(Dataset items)
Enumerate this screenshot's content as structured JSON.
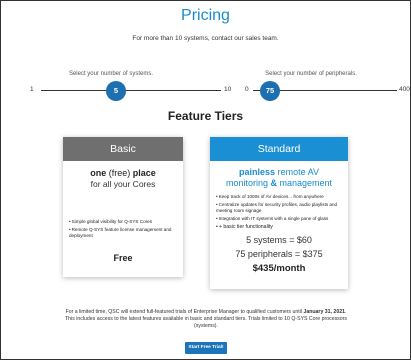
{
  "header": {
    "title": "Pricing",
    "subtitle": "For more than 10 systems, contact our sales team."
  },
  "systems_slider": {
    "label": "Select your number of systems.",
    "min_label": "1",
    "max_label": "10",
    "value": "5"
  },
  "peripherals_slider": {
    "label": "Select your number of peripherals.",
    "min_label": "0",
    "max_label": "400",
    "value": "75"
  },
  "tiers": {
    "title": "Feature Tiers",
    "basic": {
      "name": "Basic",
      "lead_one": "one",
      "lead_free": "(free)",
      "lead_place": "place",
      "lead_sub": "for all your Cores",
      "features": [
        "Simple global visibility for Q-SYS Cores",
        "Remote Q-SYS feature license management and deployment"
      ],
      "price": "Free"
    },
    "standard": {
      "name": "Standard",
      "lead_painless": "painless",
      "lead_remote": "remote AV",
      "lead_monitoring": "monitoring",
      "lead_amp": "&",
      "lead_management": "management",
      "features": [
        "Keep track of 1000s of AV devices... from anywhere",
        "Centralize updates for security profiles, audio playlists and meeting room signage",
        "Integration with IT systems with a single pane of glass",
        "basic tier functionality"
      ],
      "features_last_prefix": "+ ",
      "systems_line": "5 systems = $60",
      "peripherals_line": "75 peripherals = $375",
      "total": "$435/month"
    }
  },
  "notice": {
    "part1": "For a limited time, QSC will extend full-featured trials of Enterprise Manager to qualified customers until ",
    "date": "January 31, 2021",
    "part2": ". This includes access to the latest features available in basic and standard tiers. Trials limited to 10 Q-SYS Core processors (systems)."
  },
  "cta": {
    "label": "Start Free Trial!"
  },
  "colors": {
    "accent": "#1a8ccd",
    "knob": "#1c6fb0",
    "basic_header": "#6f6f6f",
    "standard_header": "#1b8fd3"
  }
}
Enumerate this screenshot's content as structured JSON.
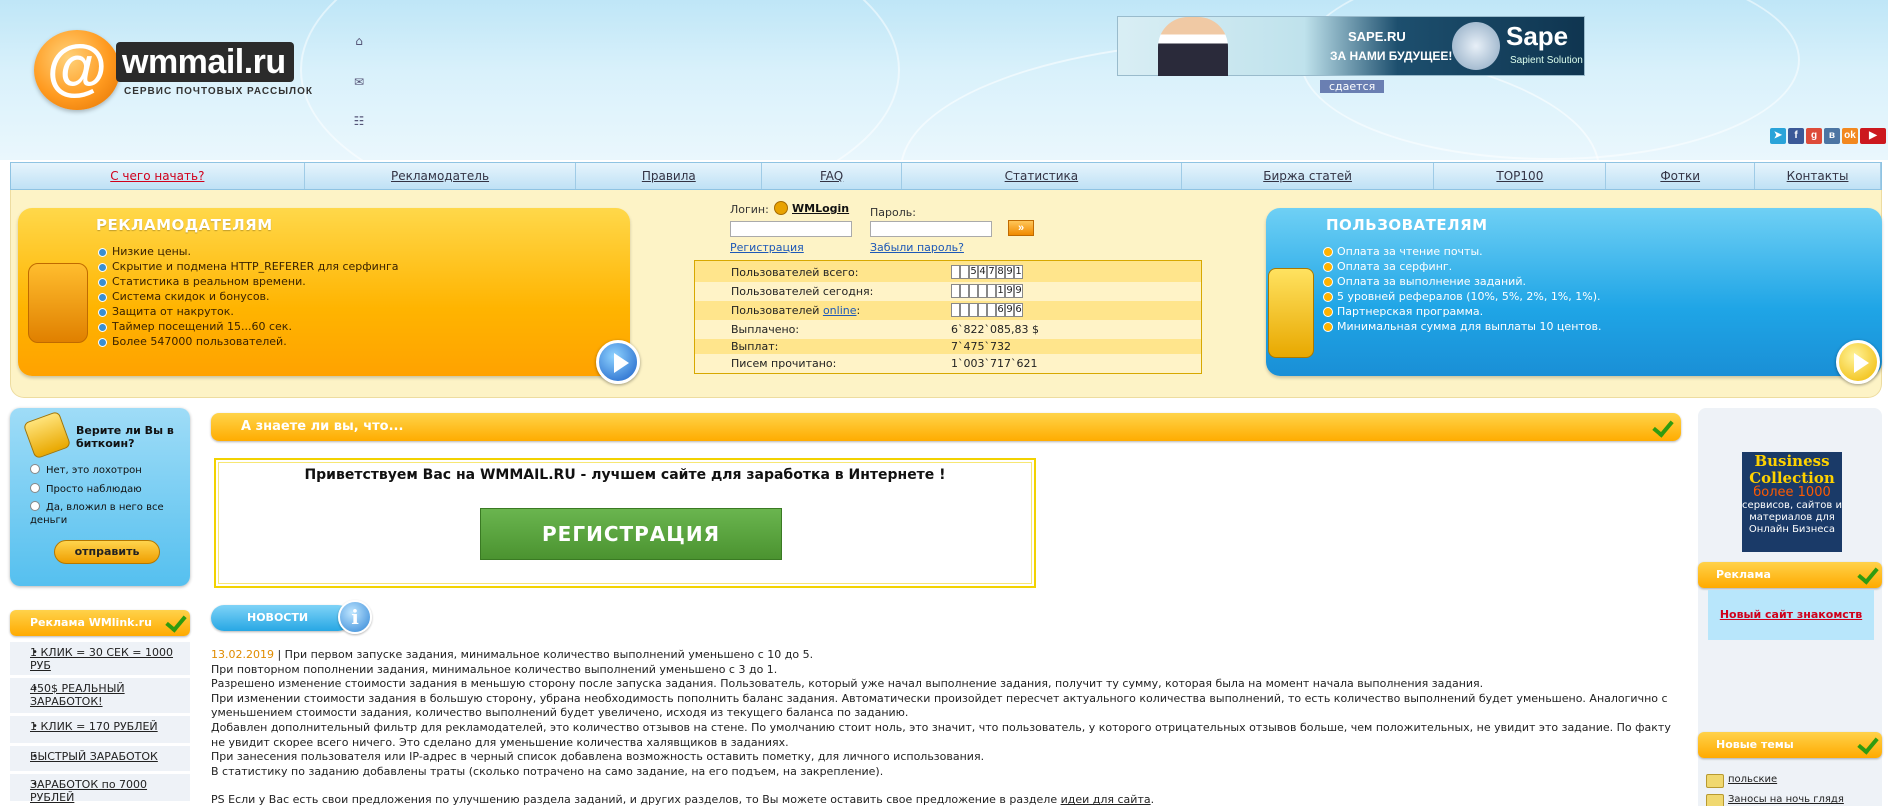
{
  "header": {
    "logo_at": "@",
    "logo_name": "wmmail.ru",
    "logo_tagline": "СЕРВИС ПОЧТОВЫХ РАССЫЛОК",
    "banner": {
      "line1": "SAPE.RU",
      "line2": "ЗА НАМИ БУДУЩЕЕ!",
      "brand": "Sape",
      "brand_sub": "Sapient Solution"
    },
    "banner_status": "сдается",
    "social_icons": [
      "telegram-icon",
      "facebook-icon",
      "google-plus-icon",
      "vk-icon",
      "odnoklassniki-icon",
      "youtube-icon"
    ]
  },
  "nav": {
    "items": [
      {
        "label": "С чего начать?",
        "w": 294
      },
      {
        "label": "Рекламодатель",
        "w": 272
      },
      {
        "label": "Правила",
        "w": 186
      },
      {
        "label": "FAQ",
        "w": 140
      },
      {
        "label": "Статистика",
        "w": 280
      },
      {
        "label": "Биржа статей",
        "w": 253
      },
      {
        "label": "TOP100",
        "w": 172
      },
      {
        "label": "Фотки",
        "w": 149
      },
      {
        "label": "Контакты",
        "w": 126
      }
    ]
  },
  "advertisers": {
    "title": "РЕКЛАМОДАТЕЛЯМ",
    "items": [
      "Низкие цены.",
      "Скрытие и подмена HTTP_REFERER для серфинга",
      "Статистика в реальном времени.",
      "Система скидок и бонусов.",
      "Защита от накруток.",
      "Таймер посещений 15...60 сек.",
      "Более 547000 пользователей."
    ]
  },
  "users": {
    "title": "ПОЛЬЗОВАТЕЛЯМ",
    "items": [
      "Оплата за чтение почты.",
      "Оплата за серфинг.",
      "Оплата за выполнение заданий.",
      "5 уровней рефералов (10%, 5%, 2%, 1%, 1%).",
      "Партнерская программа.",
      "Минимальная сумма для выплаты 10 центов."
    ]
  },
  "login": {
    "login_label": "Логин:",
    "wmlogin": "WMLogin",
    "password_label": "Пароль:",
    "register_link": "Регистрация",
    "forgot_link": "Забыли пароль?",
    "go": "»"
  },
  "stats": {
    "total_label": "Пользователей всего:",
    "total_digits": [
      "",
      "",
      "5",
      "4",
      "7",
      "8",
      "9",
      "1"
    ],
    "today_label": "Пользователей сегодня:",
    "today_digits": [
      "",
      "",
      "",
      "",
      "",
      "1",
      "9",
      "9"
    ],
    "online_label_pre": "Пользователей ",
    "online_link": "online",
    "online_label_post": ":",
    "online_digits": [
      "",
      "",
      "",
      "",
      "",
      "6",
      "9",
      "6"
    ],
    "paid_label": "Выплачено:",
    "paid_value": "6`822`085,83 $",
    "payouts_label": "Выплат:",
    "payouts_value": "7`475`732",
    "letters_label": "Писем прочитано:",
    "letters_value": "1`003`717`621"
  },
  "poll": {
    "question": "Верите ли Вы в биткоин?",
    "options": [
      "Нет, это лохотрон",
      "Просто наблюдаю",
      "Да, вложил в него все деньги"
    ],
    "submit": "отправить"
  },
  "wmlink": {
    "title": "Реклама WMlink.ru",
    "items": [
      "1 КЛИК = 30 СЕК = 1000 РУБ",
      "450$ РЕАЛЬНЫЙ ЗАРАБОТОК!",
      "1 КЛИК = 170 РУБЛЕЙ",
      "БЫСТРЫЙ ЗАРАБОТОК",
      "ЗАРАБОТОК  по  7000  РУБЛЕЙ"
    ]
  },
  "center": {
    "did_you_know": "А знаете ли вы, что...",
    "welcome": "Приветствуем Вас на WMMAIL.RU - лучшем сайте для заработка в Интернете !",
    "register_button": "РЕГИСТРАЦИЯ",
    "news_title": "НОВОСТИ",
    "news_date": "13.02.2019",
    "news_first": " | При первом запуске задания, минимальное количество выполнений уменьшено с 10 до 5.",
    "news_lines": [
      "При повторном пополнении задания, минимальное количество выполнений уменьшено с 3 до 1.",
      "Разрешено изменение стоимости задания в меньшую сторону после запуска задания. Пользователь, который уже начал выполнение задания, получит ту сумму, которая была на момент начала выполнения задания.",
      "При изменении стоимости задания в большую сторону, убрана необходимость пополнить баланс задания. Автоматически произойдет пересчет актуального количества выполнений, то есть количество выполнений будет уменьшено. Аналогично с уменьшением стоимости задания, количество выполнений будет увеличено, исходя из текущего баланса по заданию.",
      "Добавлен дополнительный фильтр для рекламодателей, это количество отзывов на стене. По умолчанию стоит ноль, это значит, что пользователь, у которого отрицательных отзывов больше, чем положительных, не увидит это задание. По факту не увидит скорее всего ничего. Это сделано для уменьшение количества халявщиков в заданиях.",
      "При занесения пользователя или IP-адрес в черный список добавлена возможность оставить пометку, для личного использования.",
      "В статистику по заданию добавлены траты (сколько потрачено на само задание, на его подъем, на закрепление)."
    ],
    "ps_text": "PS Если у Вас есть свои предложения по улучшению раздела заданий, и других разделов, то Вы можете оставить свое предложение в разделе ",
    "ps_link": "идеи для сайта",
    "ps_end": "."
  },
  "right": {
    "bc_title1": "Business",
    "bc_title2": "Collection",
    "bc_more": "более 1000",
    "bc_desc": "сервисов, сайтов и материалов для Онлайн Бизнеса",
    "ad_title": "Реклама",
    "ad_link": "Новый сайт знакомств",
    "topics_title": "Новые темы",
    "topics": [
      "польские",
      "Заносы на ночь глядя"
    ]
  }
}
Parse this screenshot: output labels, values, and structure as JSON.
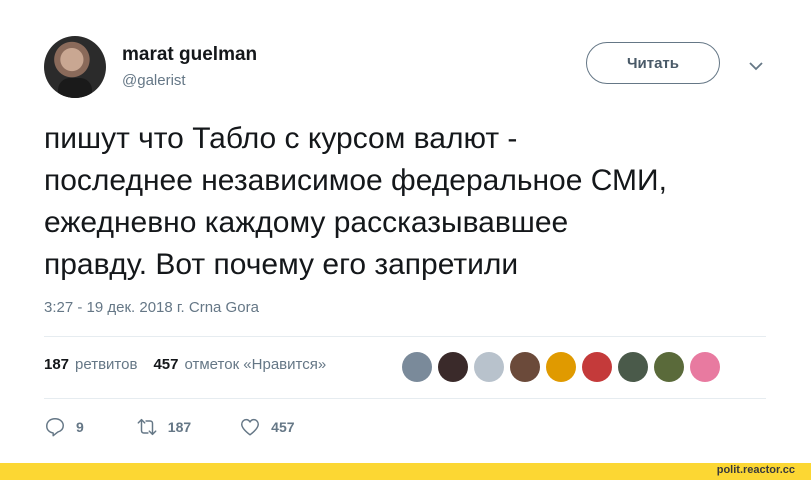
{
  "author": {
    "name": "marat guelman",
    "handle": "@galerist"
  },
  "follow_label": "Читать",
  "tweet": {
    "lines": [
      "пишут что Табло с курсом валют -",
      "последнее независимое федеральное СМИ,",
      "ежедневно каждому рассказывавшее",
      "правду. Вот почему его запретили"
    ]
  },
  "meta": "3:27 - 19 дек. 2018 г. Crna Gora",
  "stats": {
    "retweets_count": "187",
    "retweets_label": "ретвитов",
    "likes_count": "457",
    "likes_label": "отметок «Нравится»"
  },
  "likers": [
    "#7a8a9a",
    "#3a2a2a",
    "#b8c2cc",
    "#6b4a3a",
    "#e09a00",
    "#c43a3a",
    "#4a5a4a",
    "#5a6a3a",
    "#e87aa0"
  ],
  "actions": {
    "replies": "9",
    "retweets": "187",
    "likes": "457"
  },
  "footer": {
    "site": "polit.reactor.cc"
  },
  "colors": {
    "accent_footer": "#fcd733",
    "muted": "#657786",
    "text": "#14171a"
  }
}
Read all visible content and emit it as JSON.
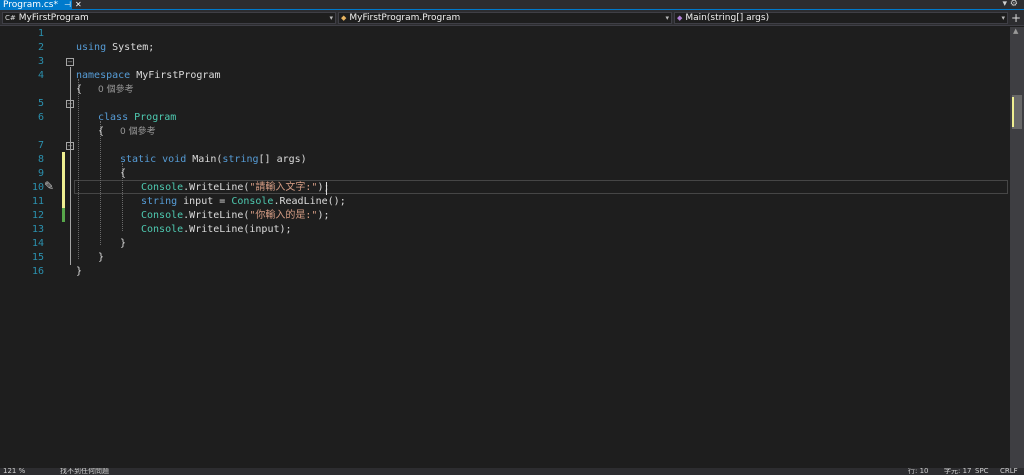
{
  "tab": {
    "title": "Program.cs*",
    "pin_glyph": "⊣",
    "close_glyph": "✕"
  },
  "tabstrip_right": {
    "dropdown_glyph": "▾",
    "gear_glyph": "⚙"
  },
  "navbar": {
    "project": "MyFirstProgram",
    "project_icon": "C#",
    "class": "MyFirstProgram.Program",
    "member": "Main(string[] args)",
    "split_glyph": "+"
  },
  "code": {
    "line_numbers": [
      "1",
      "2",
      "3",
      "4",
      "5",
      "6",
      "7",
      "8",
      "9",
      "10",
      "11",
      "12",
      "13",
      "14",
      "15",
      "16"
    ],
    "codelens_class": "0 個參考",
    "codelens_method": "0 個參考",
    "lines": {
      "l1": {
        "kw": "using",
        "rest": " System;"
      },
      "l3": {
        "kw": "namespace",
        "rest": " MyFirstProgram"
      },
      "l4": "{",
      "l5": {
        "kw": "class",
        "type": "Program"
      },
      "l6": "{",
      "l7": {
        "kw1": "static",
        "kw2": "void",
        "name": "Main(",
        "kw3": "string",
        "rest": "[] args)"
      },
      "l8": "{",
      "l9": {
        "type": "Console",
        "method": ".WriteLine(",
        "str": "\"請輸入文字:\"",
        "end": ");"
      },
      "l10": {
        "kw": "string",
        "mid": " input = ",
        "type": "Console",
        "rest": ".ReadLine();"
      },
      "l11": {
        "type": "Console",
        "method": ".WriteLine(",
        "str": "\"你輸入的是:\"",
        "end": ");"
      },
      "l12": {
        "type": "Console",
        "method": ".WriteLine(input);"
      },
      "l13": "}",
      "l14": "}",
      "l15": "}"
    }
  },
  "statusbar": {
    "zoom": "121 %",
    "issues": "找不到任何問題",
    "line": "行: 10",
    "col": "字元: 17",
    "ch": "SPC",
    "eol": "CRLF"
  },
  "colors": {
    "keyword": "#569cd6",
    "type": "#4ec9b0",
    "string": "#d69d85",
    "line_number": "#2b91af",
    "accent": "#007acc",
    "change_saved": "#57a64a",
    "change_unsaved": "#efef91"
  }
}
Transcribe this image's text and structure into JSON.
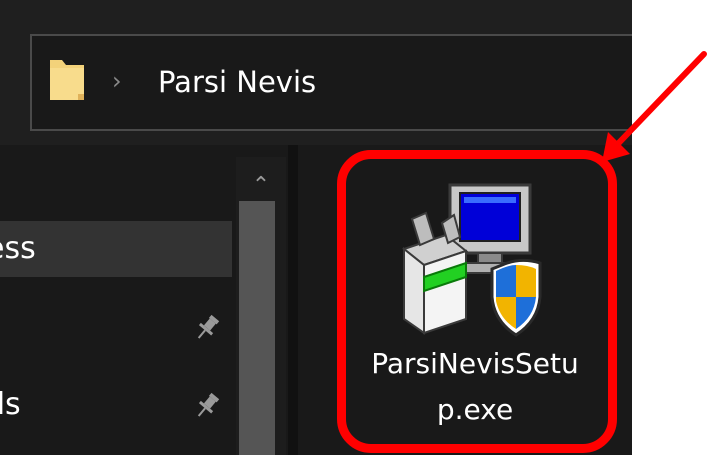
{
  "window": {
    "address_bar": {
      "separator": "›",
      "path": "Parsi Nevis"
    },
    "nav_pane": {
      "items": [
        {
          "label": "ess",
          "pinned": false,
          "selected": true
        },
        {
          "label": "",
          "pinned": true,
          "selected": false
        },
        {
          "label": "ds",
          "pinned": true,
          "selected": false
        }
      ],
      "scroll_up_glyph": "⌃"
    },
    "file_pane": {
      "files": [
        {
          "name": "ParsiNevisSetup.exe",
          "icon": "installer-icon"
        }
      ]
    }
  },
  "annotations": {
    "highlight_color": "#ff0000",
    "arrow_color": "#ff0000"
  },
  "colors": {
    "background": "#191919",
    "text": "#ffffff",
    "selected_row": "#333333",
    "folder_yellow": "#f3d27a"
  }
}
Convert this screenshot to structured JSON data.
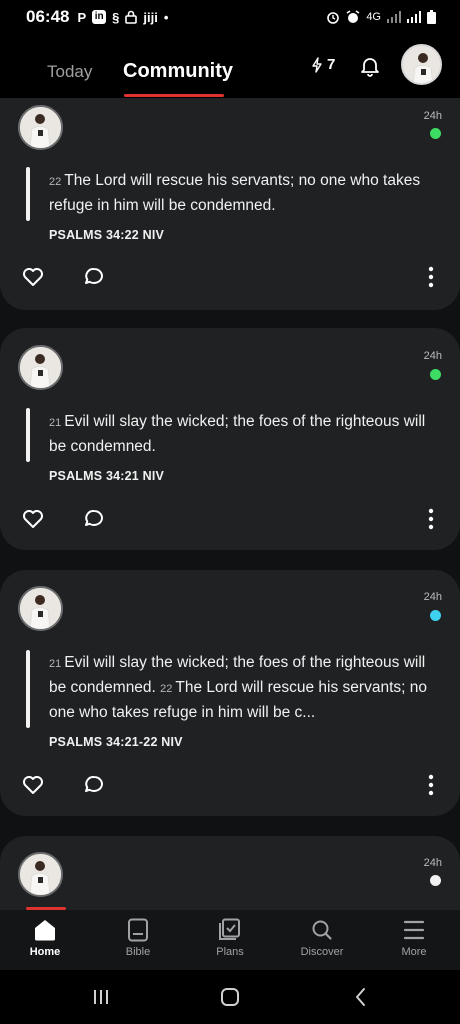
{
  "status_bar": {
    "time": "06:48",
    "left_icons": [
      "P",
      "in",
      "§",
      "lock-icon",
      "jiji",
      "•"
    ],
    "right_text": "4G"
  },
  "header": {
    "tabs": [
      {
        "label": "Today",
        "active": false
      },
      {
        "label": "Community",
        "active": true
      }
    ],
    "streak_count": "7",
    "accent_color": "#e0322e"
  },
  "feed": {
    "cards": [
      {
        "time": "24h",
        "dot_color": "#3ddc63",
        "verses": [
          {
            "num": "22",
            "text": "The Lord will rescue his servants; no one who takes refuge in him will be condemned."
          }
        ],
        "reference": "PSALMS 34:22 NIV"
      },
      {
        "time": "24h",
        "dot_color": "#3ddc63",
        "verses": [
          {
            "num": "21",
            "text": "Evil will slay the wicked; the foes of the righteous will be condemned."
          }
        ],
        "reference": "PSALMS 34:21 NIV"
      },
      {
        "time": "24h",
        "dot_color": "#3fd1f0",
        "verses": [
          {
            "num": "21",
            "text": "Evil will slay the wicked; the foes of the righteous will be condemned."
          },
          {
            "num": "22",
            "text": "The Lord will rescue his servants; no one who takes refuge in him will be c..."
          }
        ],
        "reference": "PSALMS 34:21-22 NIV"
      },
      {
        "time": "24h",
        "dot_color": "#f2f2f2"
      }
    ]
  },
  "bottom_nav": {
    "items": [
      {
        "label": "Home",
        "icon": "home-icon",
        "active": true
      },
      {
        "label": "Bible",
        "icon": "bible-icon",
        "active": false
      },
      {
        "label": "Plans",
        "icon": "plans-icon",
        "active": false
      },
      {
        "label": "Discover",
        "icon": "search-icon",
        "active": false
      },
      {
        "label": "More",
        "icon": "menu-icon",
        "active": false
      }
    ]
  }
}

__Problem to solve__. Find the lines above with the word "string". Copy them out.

__Output__.
    "member": "Main(string[] args)",
        "kw3": "string",
        "kw": "string",
    "string": "#d69d85",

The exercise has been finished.